I’m just now kind of breaking into the communications field as a young professional, and I can only imagine what it was like before the Internet. On top of actual comm skills you’re expected to have technical skills like Photoshop (which luckily I am fairly experienced with) and HTML. I imagine comm professionals used to not be expected to be great painters as well before the Internet!
Must be technical. Must be versatile. Must work well under pressure. Must be resourceful. Must not worship words but welcome video, photography, design, multimedia of all kinds. Must constantly learn. Must have amazing project management skills and be a true team player.
Must get coffee twice a day because the job is always two or three jobs in one.
One word: MOBILE
Coffee twice a day 🙂 How about 2x a day and then afternoon tea to keep it going…
Mobile huge – most important to me on mobile is that have to optimize your messaging for mobile.
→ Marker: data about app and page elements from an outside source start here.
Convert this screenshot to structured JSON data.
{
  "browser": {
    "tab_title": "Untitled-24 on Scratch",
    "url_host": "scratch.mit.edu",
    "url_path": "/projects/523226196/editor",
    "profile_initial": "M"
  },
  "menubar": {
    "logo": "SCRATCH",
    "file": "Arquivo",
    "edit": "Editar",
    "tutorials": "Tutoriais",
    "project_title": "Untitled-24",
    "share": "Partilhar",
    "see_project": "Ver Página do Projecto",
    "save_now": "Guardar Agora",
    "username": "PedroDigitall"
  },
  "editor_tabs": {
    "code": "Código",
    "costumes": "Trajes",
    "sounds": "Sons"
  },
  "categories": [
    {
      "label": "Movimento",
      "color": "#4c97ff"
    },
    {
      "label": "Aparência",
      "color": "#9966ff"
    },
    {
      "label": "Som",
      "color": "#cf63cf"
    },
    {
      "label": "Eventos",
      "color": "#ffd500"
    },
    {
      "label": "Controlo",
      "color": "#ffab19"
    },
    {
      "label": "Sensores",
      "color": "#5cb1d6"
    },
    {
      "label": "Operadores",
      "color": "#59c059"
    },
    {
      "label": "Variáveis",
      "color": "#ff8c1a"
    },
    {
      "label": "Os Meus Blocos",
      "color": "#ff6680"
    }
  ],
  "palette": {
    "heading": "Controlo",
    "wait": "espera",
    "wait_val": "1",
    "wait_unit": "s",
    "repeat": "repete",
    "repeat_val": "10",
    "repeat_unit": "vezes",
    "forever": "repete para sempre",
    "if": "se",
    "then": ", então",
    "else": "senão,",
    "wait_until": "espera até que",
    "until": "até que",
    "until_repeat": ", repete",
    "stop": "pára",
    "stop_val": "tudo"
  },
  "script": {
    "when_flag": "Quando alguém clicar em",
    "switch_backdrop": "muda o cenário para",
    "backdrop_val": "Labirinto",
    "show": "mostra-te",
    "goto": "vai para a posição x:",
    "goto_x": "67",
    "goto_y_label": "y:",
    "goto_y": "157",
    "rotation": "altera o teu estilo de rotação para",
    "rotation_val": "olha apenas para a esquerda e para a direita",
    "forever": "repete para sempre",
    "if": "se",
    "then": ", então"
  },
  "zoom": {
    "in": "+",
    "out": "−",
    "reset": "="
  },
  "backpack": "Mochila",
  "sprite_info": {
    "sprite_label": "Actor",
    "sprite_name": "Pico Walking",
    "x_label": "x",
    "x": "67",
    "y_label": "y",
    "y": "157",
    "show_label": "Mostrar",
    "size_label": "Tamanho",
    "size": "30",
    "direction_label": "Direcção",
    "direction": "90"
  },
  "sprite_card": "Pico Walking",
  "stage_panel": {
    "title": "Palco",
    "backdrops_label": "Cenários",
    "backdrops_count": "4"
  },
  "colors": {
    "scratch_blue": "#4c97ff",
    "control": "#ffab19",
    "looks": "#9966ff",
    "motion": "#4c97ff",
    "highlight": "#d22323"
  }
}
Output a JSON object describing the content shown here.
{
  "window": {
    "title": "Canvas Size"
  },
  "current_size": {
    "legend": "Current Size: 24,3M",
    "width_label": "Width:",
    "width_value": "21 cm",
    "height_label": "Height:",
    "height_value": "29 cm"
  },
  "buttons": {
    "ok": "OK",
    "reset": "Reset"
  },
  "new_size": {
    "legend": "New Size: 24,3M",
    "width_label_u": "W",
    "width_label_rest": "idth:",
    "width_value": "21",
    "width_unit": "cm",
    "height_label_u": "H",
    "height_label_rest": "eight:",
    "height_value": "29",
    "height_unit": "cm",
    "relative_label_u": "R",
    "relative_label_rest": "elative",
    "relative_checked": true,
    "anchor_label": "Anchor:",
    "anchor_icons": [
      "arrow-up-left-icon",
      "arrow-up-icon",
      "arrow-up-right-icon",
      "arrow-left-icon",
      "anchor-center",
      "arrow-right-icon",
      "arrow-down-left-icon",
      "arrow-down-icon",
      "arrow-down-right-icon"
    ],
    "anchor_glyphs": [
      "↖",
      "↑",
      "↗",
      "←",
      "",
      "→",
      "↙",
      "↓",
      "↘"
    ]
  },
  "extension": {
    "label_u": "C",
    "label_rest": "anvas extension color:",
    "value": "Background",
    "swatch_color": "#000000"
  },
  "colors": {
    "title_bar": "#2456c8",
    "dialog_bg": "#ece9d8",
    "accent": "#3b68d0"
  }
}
Also optimize your asks of folks
Thanks for the comments, everyone.
Corey, you’re certainly right that the digital/visual responsibilities of gov’t comm. are relatively new, though graphic design in comm. is certainly not new, and in many ways may not be the art form it once was. And imagine how much harder you had to work to pitch a story to the news media when they were your only hope of true mass comm.
Dannielle, your comments support one line of thinking we’ve agreed on in my shop: We have to become generalists who can identify a big picture, long-term message, sniff out a good story that supports that message, produce video that tells that story, and have digital conversations with people who want to know more.
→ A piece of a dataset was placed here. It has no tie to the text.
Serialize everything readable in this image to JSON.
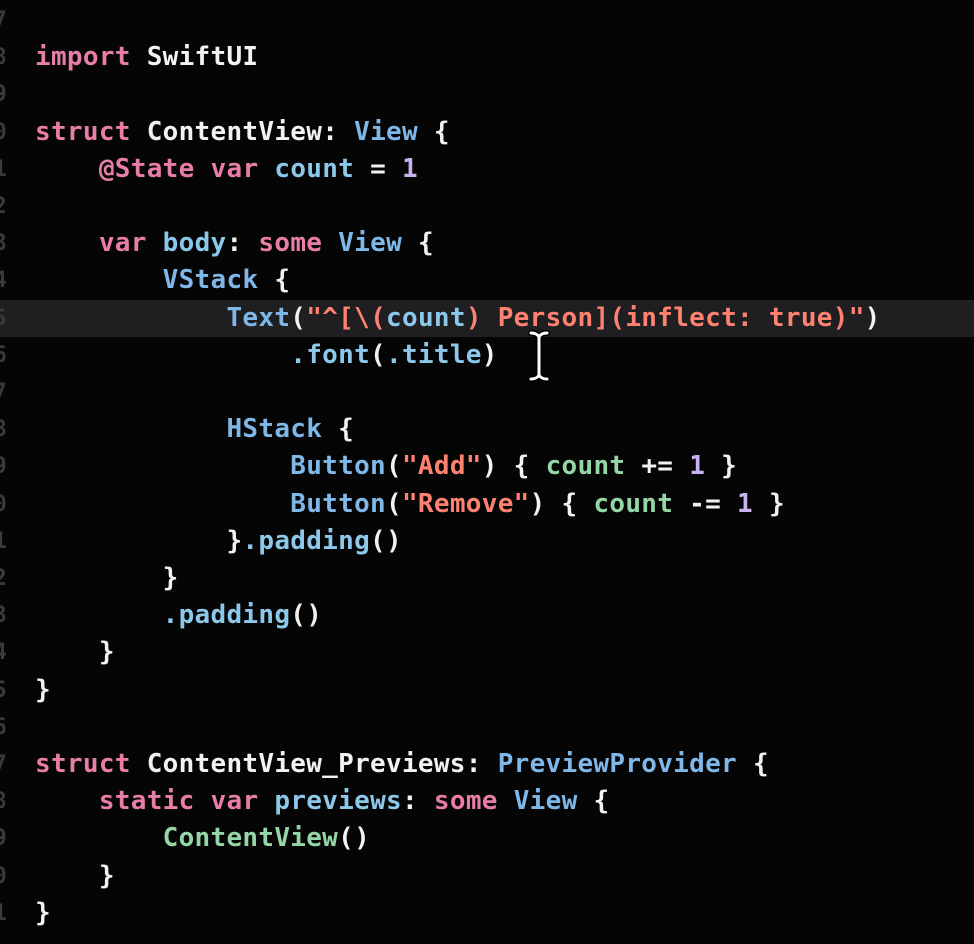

That being said, I think strong writing will still be a demanded skill — not in the sense that commits a lot of over-eloquence to the page (we’re not writing novels here) but in the ability to tell a story in whatever form (the term “storytelling” could be applied here, but I think that gets misconstrued as not being the refined skill that it is).
And David and Steve’s mobile points only underscore that, I think — the ability to write great headlines is even more valuable in digital comm. than it was in print. Tweets, Facebook status updates, YouTube titles — they’re all headlines. Even visual comm. should be thought of this way: What imagery will immediately tell someone why they should pay attention to this? Compelling. Concise. From yes-that’s-what-I-need to I-didn’t-even-know-that-existed.
So there are two of the three legs I see gov’t comm. sitting on going forward: writing/storytelling and digital/multimedia competence. The third? Measurement. Web metrics. Polling. Listening sessions. Simple conversations. You’ve got set goals you can measure, and you’ve got be able and willing to adjust your strategy when your audiences tell you to.
Dave – you’re absolutely right with the concept of storytelling being the direction of the future (and the present). The heart of a story is the ability to connect with people – whether it’s a reporter or any visitor to your site – you need to reach them and tell them why what your agency is doing is important.
In the end it’s all about the message – it doesn’t matter if it comes via press release, tweet, video, or Facebook post.
Lo and behold, informative post from Dan Slee with specific thoughts on this very topic over here: https://www.govloop.com/profiles/blogs/traditional-digital-what-comm…
Whoops — I just deleted someone else’s comment accidentally. No idea I had that power; anyone know how to undo that? My apologies …